**Work required**
Only the text carries over: repeat the records exactly and drop the images.

**Records for this task**
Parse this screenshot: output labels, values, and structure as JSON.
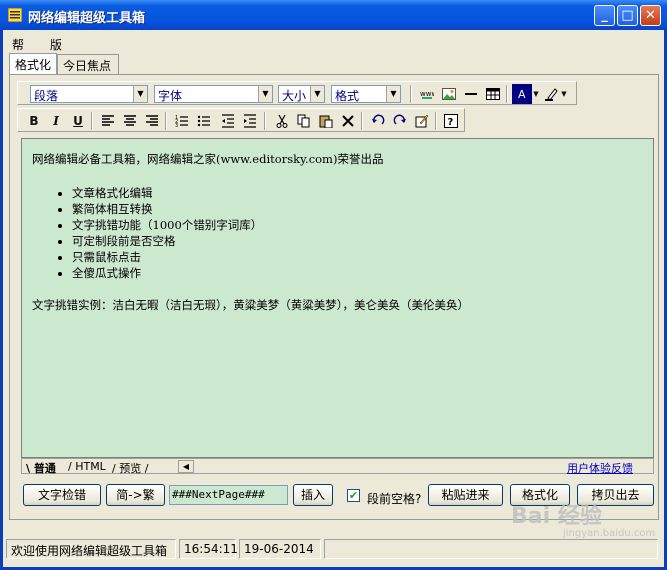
{
  "window": {
    "title": "网络编辑超级工具箱"
  },
  "menu": {
    "help": "帮助",
    "copyright": "版权"
  },
  "top_tabs": [
    {
      "label": "格式化"
    },
    {
      "label": "今日焦点"
    }
  ],
  "toolbar1": {
    "paragraph_select": "段落",
    "font_select": "字体",
    "size_select": "大小",
    "format_select": "格式",
    "font_color": "#000080"
  },
  "toolbar2": {
    "bold": "B",
    "italic": "I",
    "underline": "U"
  },
  "editor": {
    "line1": "网络编辑必备工具箱，网络编辑之家(www.editorsky.com)荣誉出品",
    "items": [
      "文章格式化编辑",
      "繁简体相互转换",
      "文字挑错功能（1000个错别字词库）",
      "可定制段前是否空格",
      "只需鼠标点击",
      "全傻瓜式操作"
    ],
    "line2": "文字挑错实例：洁白无暇（洁白无瑕），黄粱美梦（黄粱美梦），美仑美奂（美伦美奂）",
    "background": "#cce8cf"
  },
  "bottom_tabs": {
    "normal": "普通",
    "html": "HTML",
    "preview": "预览",
    "feedback": "用户体验反馈"
  },
  "actions": {
    "spellcheck": "文字检错",
    "convert": "简->繁",
    "nextpage_value": "###NextPage###",
    "insert": "插入",
    "indent_checked": "✔",
    "indent_label": "段前空格?",
    "paste_in": "粘贴进来",
    "format": "格式化",
    "copy_out": "拷贝出去"
  },
  "status": {
    "message": "欢迎使用网络编辑超级工具箱",
    "time": "16:54:11",
    "date": "19-06-2014"
  },
  "watermark": {
    "text": "Bai 经验",
    "sub": "jingyan.baidu.com"
  }
}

**Response**
Parse this screenshot: output labels, values, and structure as JSON.
{
  "window": {
    "title": "网络编辑超级工具箱"
  },
  "menu": {
    "help": "帮助",
    "copyright": "版权"
  },
  "top_tabs": [
    {
      "label": "格式化"
    },
    {
      "label": "今日焦点"
    }
  ],
  "toolbar1": {
    "paragraph_select": "段落",
    "font_select": "字体",
    "size_select": "大小",
    "format_select": "格式",
    "font_color": "#000080"
  },
  "toolbar2": {
    "bold": "B",
    "italic": "I",
    "underline": "U"
  },
  "editor": {
    "line1": "网络编辑必备工具箱，网络编辑之家(www.editorsky.com)荣誉出品",
    "items": [
      "文章格式化编辑",
      "繁简体相互转换",
      "文字挑错功能（1000个错别字词库）",
      "可定制段前是否空格",
      "只需鼠标点击",
      "全傻瓜式操作"
    ],
    "line2": "文字挑错实例：洁白无暇（洁白无瑕），黄粱美梦（黄粱美梦），美仑美奂（美伦美奂）",
    "background": "#cce8cf"
  },
  "bottom_tabs": {
    "normal": "普通",
    "html": "HTML",
    "preview": "预览",
    "feedback": "用户体验反馈"
  },
  "actions": {
    "spellcheck": "文字检错",
    "convert": "简->繁",
    "nextpage_value": "###NextPage###",
    "insert": "插入",
    "indent_checked": "✔",
    "indent_label": "段前空格?",
    "paste_in": "粘贴进来",
    "format": "格式化",
    "copy_out": "拷贝出去"
  },
  "status": {
    "message": "欢迎使用网络编辑超级工具箱",
    "time": "16:54:11",
    "date": "19-06-2014"
  },
  "watermark": {
    "text": "Bai 经验",
    "sub": "jingyan.baidu.com"
  }
}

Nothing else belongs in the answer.